DATA —

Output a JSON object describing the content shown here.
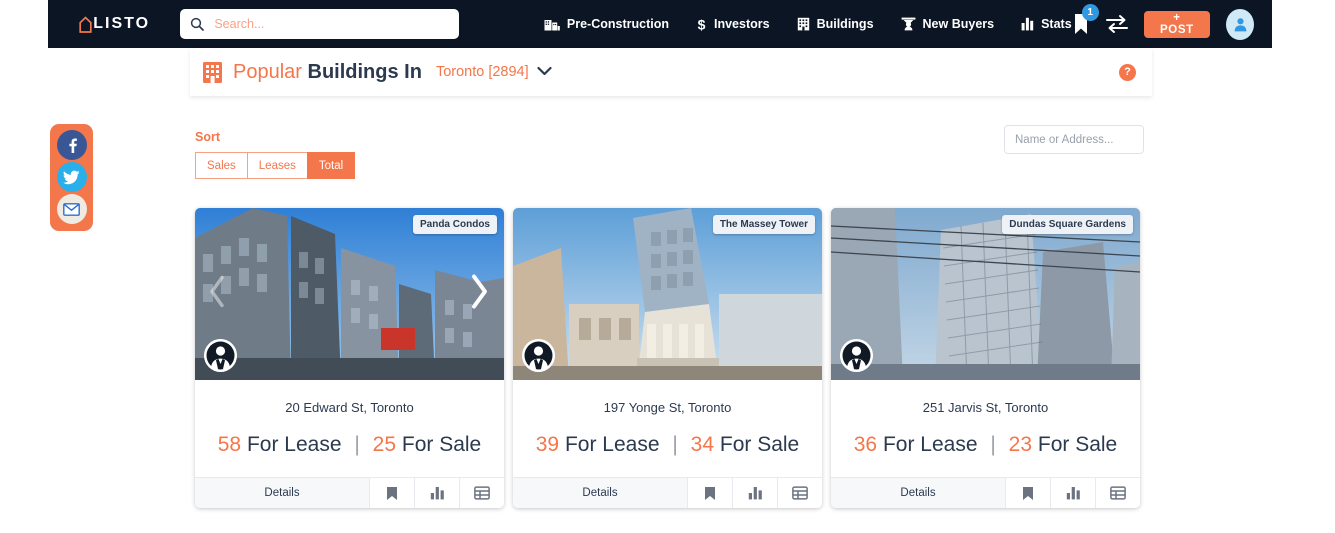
{
  "brand": {
    "name": "LISTO",
    "mark_icon": "house-outline-icon"
  },
  "search": {
    "placeholder": "Search...",
    "value": "",
    "icon": "search-icon"
  },
  "nav": {
    "items": [
      {
        "label": "Pre-Construction",
        "icon": "construction-building-icon"
      },
      {
        "label": "Investors",
        "icon": "dollar-sign-icon"
      },
      {
        "label": "Buildings",
        "icon": "building-icon"
      },
      {
        "label": "New Buyers",
        "icon": "new-buyer-icon"
      },
      {
        "label": "Stats",
        "icon": "bar-chart-icon"
      }
    ]
  },
  "header_actions": {
    "bookmark_icon": "bookmark-icon",
    "bookmark_count": "1",
    "compare_icon": "compare-arrows-icon",
    "post_label": "+ POST",
    "avatar_icon": "user-avatar-icon"
  },
  "page_title": {
    "icon": "building-icon",
    "highlight": "Popular",
    "rest": "Buildings In",
    "city": "Toronto [2894]",
    "chevron_icon": "chevron-down-icon",
    "help_label": "?"
  },
  "sort": {
    "label": "Sort",
    "options": [
      {
        "label": "Sales",
        "active": false
      },
      {
        "label": "Leases",
        "active": false
      },
      {
        "label": "Total",
        "active": true
      }
    ]
  },
  "filter_search": {
    "placeholder": "Name or Address...",
    "value": ""
  },
  "social": {
    "items": [
      {
        "name": "facebook",
        "icon": "facebook-icon"
      },
      {
        "name": "twitter",
        "icon": "twitter-icon"
      },
      {
        "name": "email",
        "icon": "envelope-icon"
      }
    ]
  },
  "cards": [
    {
      "badge": "Panda Condos",
      "address": "20 Edward St, Toronto",
      "lease_count": "58",
      "lease_label": "For Lease",
      "sale_count": "25",
      "sale_label": "For Sale",
      "separator": "|",
      "details_label": "Details",
      "agent_icon": "agent-avatar-icon",
      "next_icon": "chevron-right-icon",
      "prev_icon": "chevron-left-icon",
      "actions": [
        {
          "icon": "bookmark-icon"
        },
        {
          "icon": "bar-chart-icon"
        },
        {
          "icon": "table-grid-icon"
        }
      ]
    },
    {
      "badge": "The Massey Tower",
      "address": "197 Yonge St, Toronto",
      "lease_count": "39",
      "lease_label": "For Lease",
      "sale_count": "34",
      "sale_label": "For Sale",
      "separator": "|",
      "details_label": "Details",
      "agent_icon": "agent-avatar-icon",
      "actions": [
        {
          "icon": "bookmark-icon"
        },
        {
          "icon": "bar-chart-icon"
        },
        {
          "icon": "table-grid-icon"
        }
      ]
    },
    {
      "badge": "Dundas Square Gardens",
      "address": "251 Jarvis St, Toronto",
      "lease_count": "36",
      "lease_label": "For Lease",
      "sale_count": "23",
      "sale_label": "For Sale",
      "separator": "|",
      "details_label": "Details",
      "agent_icon": "agent-avatar-icon",
      "actions": [
        {
          "icon": "bookmark-icon"
        },
        {
          "icon": "bar-chart-icon"
        },
        {
          "icon": "table-grid-icon"
        }
      ]
    }
  ],
  "colors": {
    "accent": "#f4764b",
    "navy": "#0c1524",
    "text": "#2c3a50",
    "badge_blue": "#2f98e0"
  }
}
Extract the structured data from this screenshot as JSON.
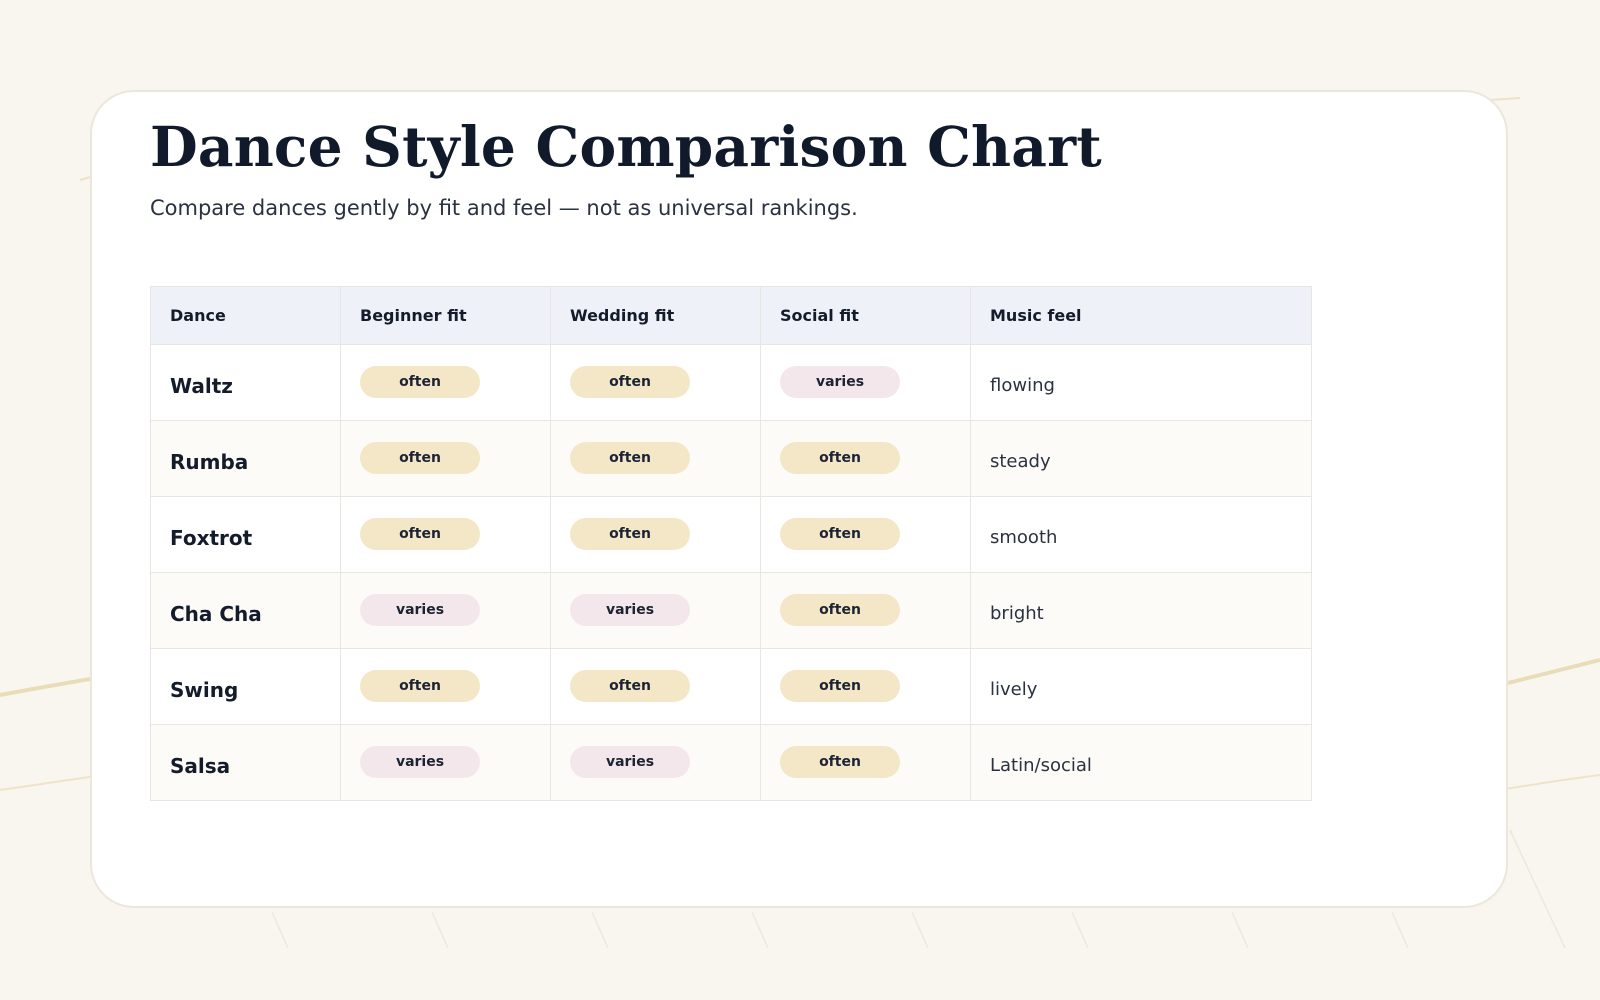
{
  "title": "Dance Style Comparison Chart",
  "subtitle": "Compare dances gently by fit and feel — not as universal rankings.",
  "colors": {
    "page_background": "#f9f6ef",
    "header_background": "#eef2f8",
    "often_pill": "#f4e7c8",
    "varies_pill": "#f3e7ec",
    "title_text": "#111a2b"
  },
  "table": {
    "columns": [
      "Dance",
      "Beginner fit",
      "Wedding fit",
      "Social fit",
      "Music feel"
    ],
    "rows": [
      {
        "dance": "Waltz",
        "beginner": "often",
        "wedding": "often",
        "social": "varies",
        "music": "flowing"
      },
      {
        "dance": "Rumba",
        "beginner": "often",
        "wedding": "often",
        "social": "often",
        "music": "steady"
      },
      {
        "dance": "Foxtrot",
        "beginner": "often",
        "wedding": "often",
        "social": "often",
        "music": "smooth"
      },
      {
        "dance": "Cha Cha",
        "beginner": "varies",
        "wedding": "varies",
        "social": "often",
        "music": "bright"
      },
      {
        "dance": "Swing",
        "beginner": "often",
        "wedding": "often",
        "social": "often",
        "music": "lively"
      },
      {
        "dance": "Salsa",
        "beginner": "varies",
        "wedding": "varies",
        "social": "often",
        "music": "Latin/social"
      }
    ]
  }
}
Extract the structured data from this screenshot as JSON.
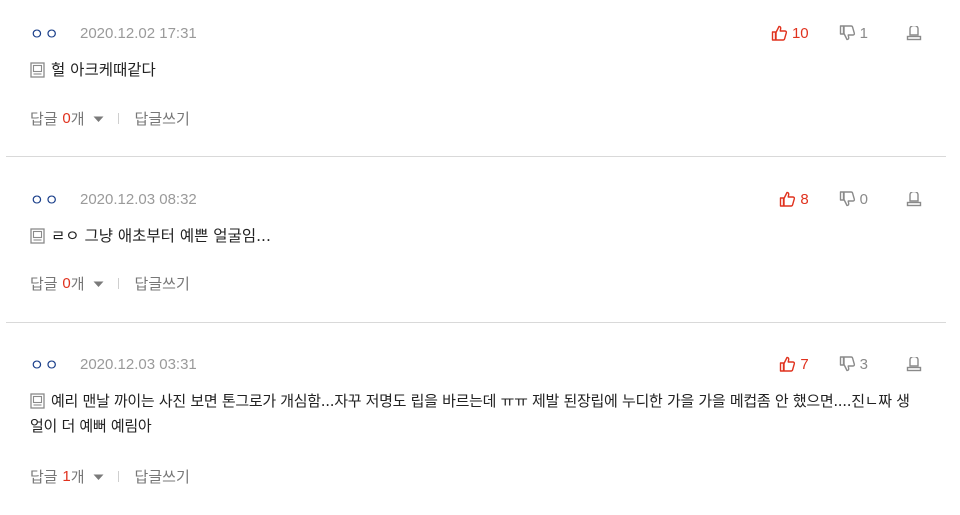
{
  "comments": [
    {
      "author": "ㅇㅇ",
      "date": "2020.12.02 17:31",
      "likes": "10",
      "dislikes": "1",
      "text": "헐 아크케때같다",
      "reply_label": "답글",
      "reply_count": "0",
      "reply_unit": "개",
      "write_reply": "답글쓰기"
    },
    {
      "author": "ㅇㅇ",
      "date": "2020.12.03 08:32",
      "likes": "8",
      "dislikes": "0",
      "text": "ㄹㅇ 그냥 애초부터 예쁜 얼굴임...",
      "reply_label": "답글",
      "reply_count": "0",
      "reply_unit": "개",
      "write_reply": "답글쓰기"
    },
    {
      "author": "ㅇㅇ",
      "date": "2020.12.03 03:31",
      "likes": "7",
      "dislikes": "3",
      "text": "예리 맨날 까이는 사진 보면 톤그로가 개심함...자꾸 저명도 립을 바르는데 ㅠㅠ 제발 된장립에 누디한 가을 가을 메컵좀 안 했으면....진ㄴ짜 생얼이 더 예뻐 예림아",
      "reply_label": "답글",
      "reply_count": "1",
      "reply_unit": "개",
      "write_reply": "답글쓰기"
    }
  ],
  "colors": {
    "author": "#1a3f8a",
    "date": "#9a9a9a",
    "like": "#e0321e",
    "dislike": "#8a8a8a",
    "reply_count": "#e0321e",
    "divider": "#d9d9d9"
  },
  "icons": {
    "like": "thumbs-up-icon",
    "dislike": "thumbs-down-icon",
    "report": "report-icon",
    "mobile": "memo-icon",
    "caret": "caret-down-icon"
  }
}
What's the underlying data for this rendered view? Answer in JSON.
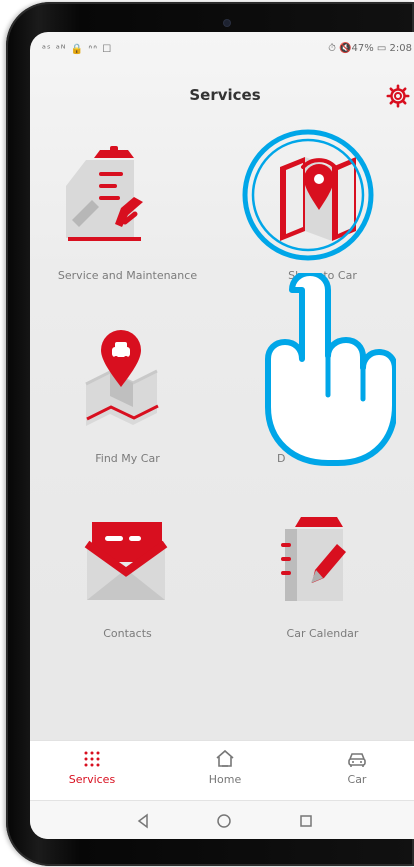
{
  "status_bar": {
    "left": "ᵃˢ ᵃᴺ 🔒 ᐢᐢ ☐",
    "right": "⏱ 🔇47% ▭ 2:08"
  },
  "header": {
    "title": "Services"
  },
  "tiles": [
    {
      "label": "Service and Maintenance"
    },
    {
      "label": "Share to Car"
    },
    {
      "label": "Find My Car"
    },
    {
      "label": "D"
    },
    {
      "label": "Contacts"
    },
    {
      "label": "Car Calendar"
    }
  ],
  "bottom_nav": {
    "items": [
      {
        "label": "Services"
      },
      {
        "label": "Home"
      },
      {
        "label": "Car"
      }
    ],
    "active_index": 0
  },
  "colors": {
    "accent": "#d80f1f",
    "muted_text": "#7b7b7b",
    "highlight": "#00a6e8",
    "screen_bg": "#ececec"
  },
  "icons": {
    "settings": "gear-icon",
    "service": "clipboard-wrench-icon",
    "share": "map-pin-wifi-icon",
    "find_car": "map-car-pin-icon",
    "contacts": "envelope-card-icon",
    "calendar": "notebook-pen-icon",
    "services_nav": "grid-dots-icon",
    "home_nav": "home-icon",
    "car_nav": "car-icon",
    "back": "triangle-back-icon",
    "home_sys": "circle-home-icon",
    "recent": "square-recent-icon",
    "tap_gesture": "hand-pointer-icon"
  }
}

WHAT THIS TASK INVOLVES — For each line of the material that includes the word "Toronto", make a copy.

EXPECTED OUTPUT —
    "city": "Toronto [2894]",
      "address": "20 Edward St, Toronto",
      "address": "197 Yonge St, Toronto",
      "address": "251 Jarvis St, Toronto",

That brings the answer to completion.